More harm than good—that’s pretty much the norm for Payne’s male leads, and in Nebraska Woody and David combine to fill these shoes, bringing the id and the ego of the Payne protagonist respectively. While Dern is excellent, as noted, it’s actually Forte who is the revelation with a more difficult part. As the guy who realizes his best course of action is to placate his dad rather than get fussy and talk him down from his delusions, Forte has to spend most of his time in the background, patiently, offering a nice word here or a tired head nod or confused eyebrow cock there, all while reining in what he’d exasperatingly like to say but understands would be of no use. In one scene, a handful of other men from the extended Grant clan in Hawthorne crowd in front of a TV to watch a college football game. Payne’s camera sits still behind the TV set, watching the absolute lack of action—the one burst of terse dialogue discusses Woody’s brother’s bad foot—and Forte, though he’s off to the side of the frame, is always noticeable, the way he sits, has his hands folded, and looks forward distinguish him from the rest of his family. Payne is often accused of condescending to his characters—the word “condescend” has popped up in so many reviews—but he doesn’t condescend to David for exactly these reasons. David stands out, but only does so because he is trying so damned hard to help his dad.

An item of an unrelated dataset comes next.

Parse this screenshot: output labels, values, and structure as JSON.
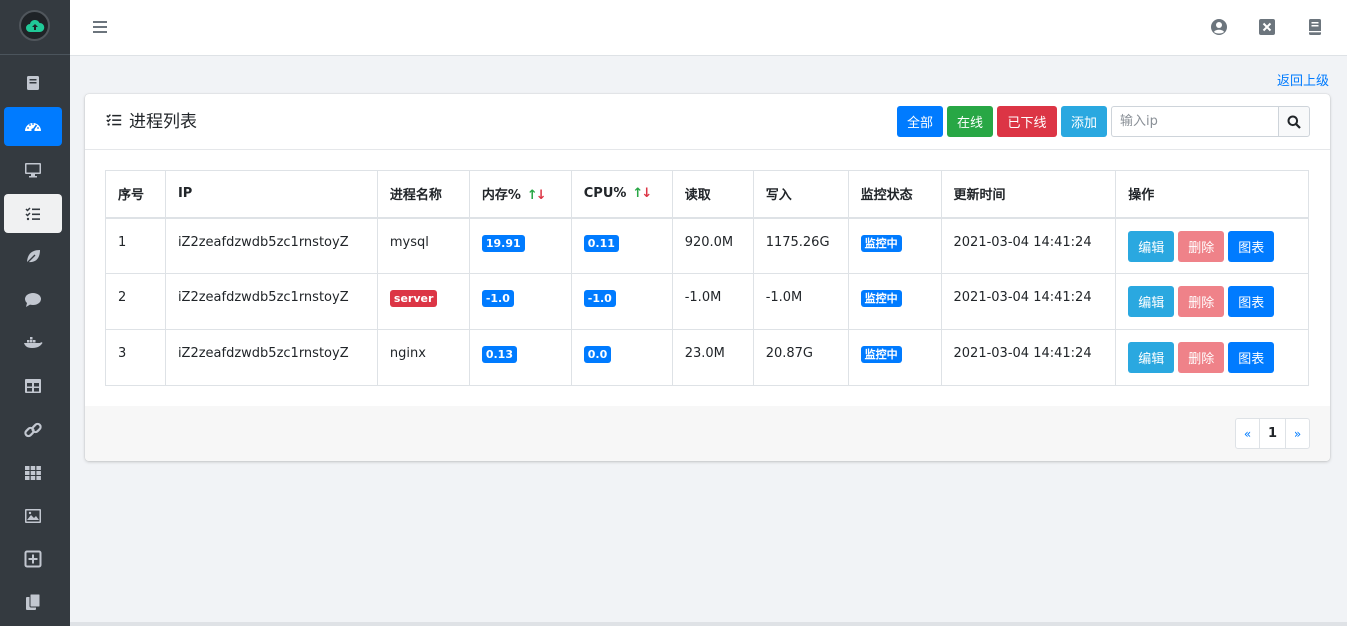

Nor does Payne condescend towards Woody or towards the small-town way of life. Woody and the people of Hawthorne make for an easy target, sure, but instead of mining these people specifically for laughs, he mines their manners. Critical to this is that only Woody actually believes he’s won any money, and Woody’s not totally with it anymore. Woody’s family or old associates wouldn’t believe it either; Kate and his sons know it’s a ruse, and the fault of those in Hawthorne isn’t gullibility for a dumb sweepstakes promotion but earnestness in taking what they hear for face value, that, as I mentioned, is revealed to be hypocritical. Only David’s two dimwitted cousins are objects of scorn, but again, the movie will tell you why. Instead, Payne mostly fills his canvas with people who live unluckily, but who on the whole live well. The tone is less of condescension than of awe.